(DATA FOR THIS TASK Opens)

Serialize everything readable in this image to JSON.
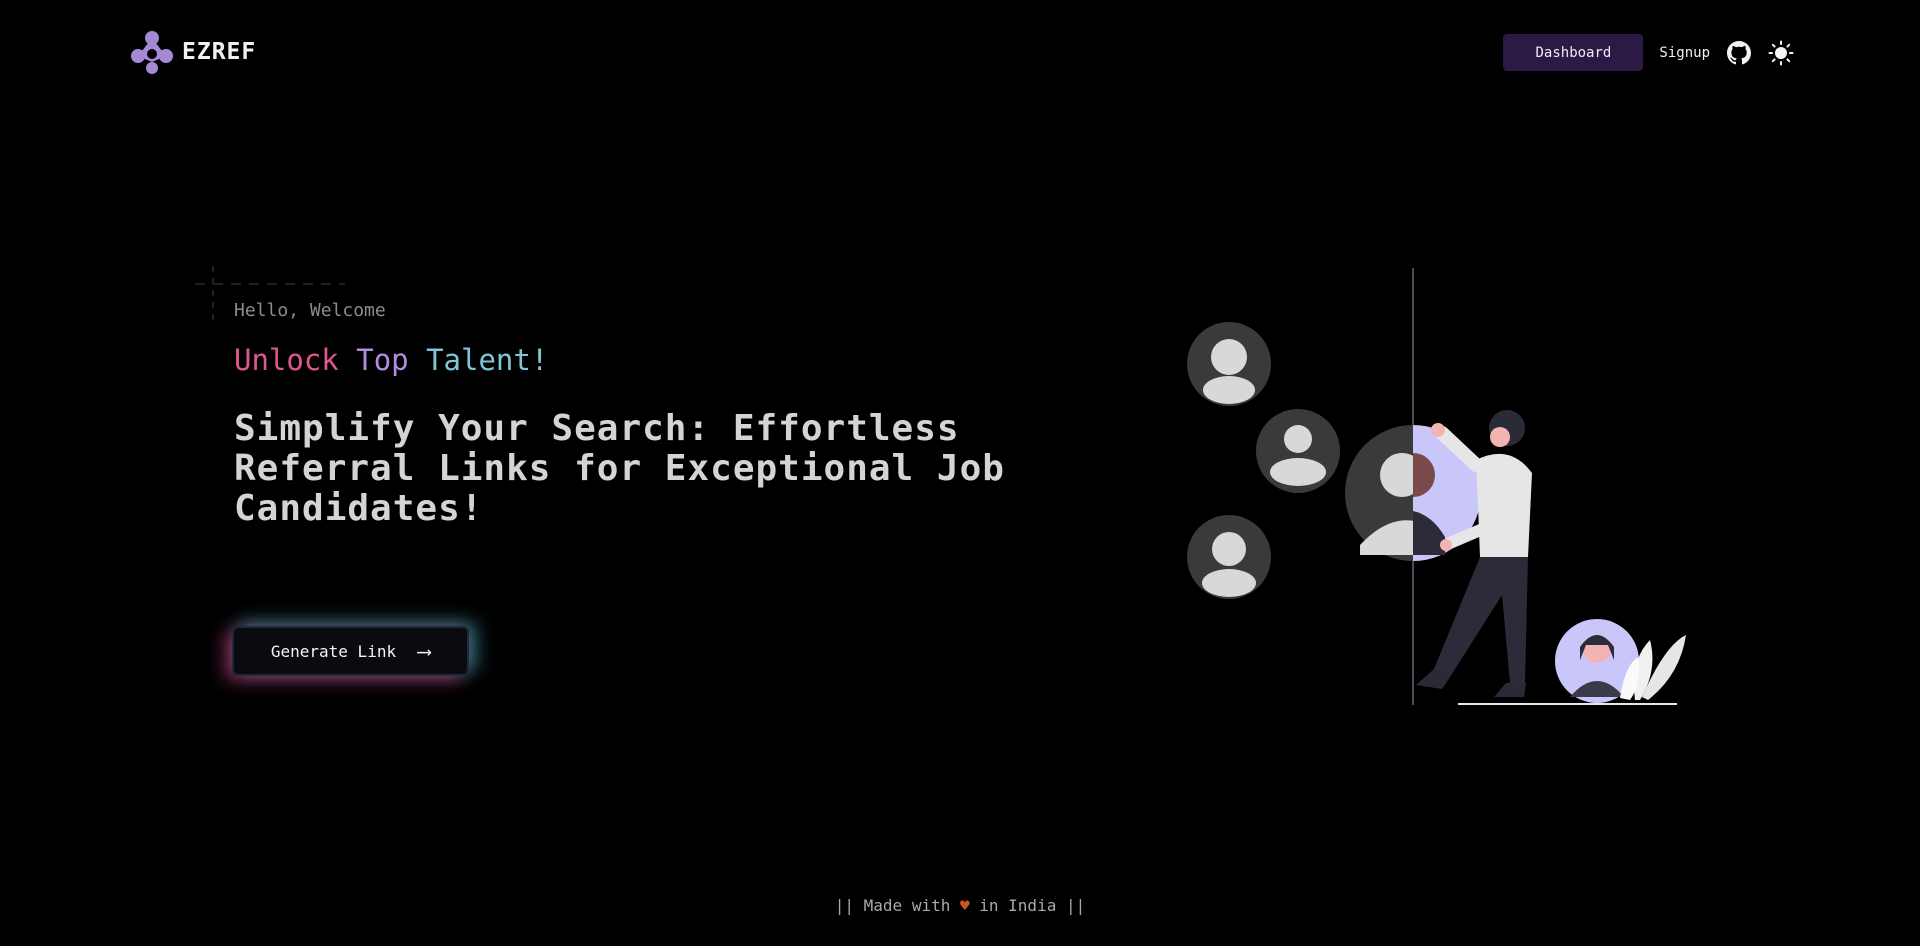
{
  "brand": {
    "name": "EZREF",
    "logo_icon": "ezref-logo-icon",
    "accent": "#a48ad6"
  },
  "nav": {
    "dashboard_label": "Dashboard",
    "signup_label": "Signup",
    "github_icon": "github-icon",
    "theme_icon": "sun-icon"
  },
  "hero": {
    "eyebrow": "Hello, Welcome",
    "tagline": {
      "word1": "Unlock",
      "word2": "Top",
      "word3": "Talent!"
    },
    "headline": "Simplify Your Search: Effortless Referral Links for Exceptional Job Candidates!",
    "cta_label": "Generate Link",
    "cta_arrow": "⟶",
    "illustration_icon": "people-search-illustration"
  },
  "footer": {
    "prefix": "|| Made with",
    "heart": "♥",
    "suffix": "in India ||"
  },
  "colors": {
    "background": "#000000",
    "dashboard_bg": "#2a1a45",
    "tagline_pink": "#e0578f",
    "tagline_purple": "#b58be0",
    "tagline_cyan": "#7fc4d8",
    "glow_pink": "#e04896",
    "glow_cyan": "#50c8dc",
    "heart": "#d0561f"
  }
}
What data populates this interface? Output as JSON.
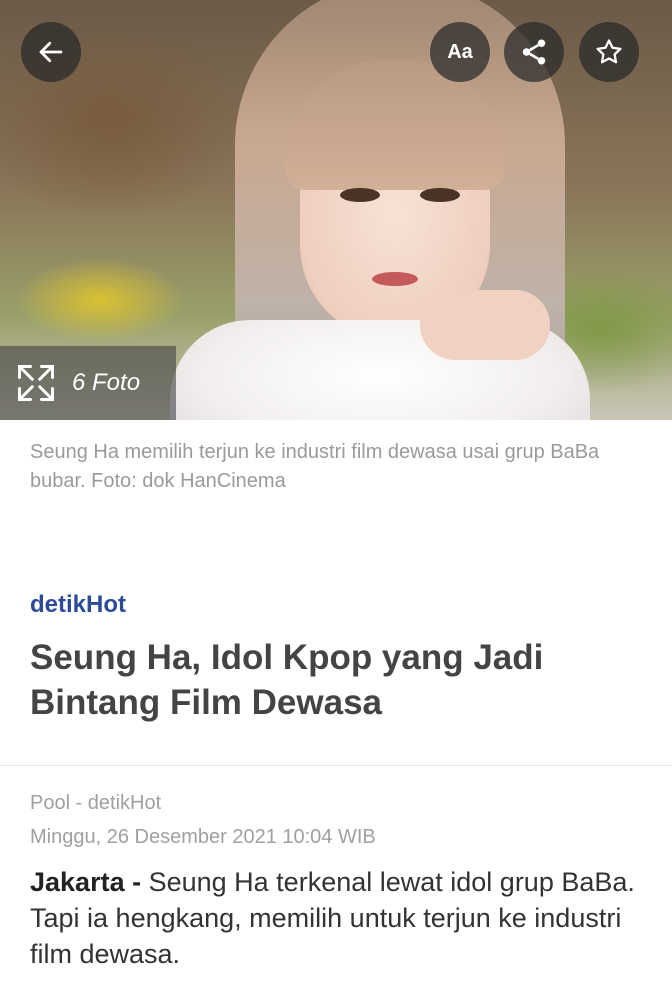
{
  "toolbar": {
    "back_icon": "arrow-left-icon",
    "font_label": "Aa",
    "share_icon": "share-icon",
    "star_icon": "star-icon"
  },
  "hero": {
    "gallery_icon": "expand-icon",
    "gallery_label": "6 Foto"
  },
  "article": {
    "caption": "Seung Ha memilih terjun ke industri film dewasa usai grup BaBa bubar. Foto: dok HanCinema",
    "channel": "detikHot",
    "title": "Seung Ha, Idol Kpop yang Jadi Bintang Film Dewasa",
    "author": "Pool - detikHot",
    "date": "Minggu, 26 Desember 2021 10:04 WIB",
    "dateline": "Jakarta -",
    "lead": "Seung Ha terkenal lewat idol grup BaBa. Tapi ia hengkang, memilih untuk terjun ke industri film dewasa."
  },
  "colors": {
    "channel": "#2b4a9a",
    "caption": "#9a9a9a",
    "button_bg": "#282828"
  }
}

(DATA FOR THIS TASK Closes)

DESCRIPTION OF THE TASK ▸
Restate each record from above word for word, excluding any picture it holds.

TASK OUTPUT ▸
Serialize everything readable in this image to JSON.
{
  "brand": {
    "name": "EZREF",
    "logo_icon": "ezref-logo-icon",
    "accent": "#a48ad6"
  },
  "nav": {
    "dashboard_label": "Dashboard",
    "signup_label": "Signup",
    "github_icon": "github-icon",
    "theme_icon": "sun-icon"
  },
  "hero": {
    "eyebrow": "Hello, Welcome",
    "tagline": {
      "word1": "Unlock",
      "word2": "Top",
      "word3": "Talent!"
    },
    "headline": "Simplify Your Search: Effortless Referral Links for Exceptional Job Candidates!",
    "cta_label": "Generate Link",
    "cta_arrow": "⟶",
    "illustration_icon": "people-search-illustration"
  },
  "footer": {
    "prefix": "|| Made with",
    "heart": "♥",
    "suffix": "in India ||"
  },
  "colors": {
    "background": "#000000",
    "dashboard_bg": "#2a1a45",
    "tagline_pink": "#e0578f",
    "tagline_purple": "#b58be0",
    "tagline_cyan": "#7fc4d8",
    "glow_pink": "#e04896",
    "glow_cyan": "#50c8dc",
    "heart": "#d0561f"
  }
}
What data populates this interface? Output as JSON.
{
  "toolbar": {
    "back_icon": "arrow-left-icon",
    "font_label": "Aa",
    "share_icon": "share-icon",
    "star_icon": "star-icon"
  },
  "hero": {
    "gallery_icon": "expand-icon",
    "gallery_label": "6 Foto"
  },
  "article": {
    "caption": "Seung Ha memilih terjun ke industri film dewasa usai grup BaBa bubar. Foto: dok HanCinema",
    "channel": "detikHot",
    "title": "Seung Ha, Idol Kpop yang Jadi Bintang Film Dewasa",
    "author": "Pool - detikHot",
    "date": "Minggu, 26 Desember 2021 10:04 WIB",
    "dateline": "Jakarta -",
    "lead": "Seung Ha terkenal lewat idol grup BaBa. Tapi ia hengkang, memilih untuk terjun ke industri film dewasa."
  },
  "colors": {
    "channel": "#2b4a9a",
    "caption": "#9a9a9a",
    "button_bg": "#282828"
  }
}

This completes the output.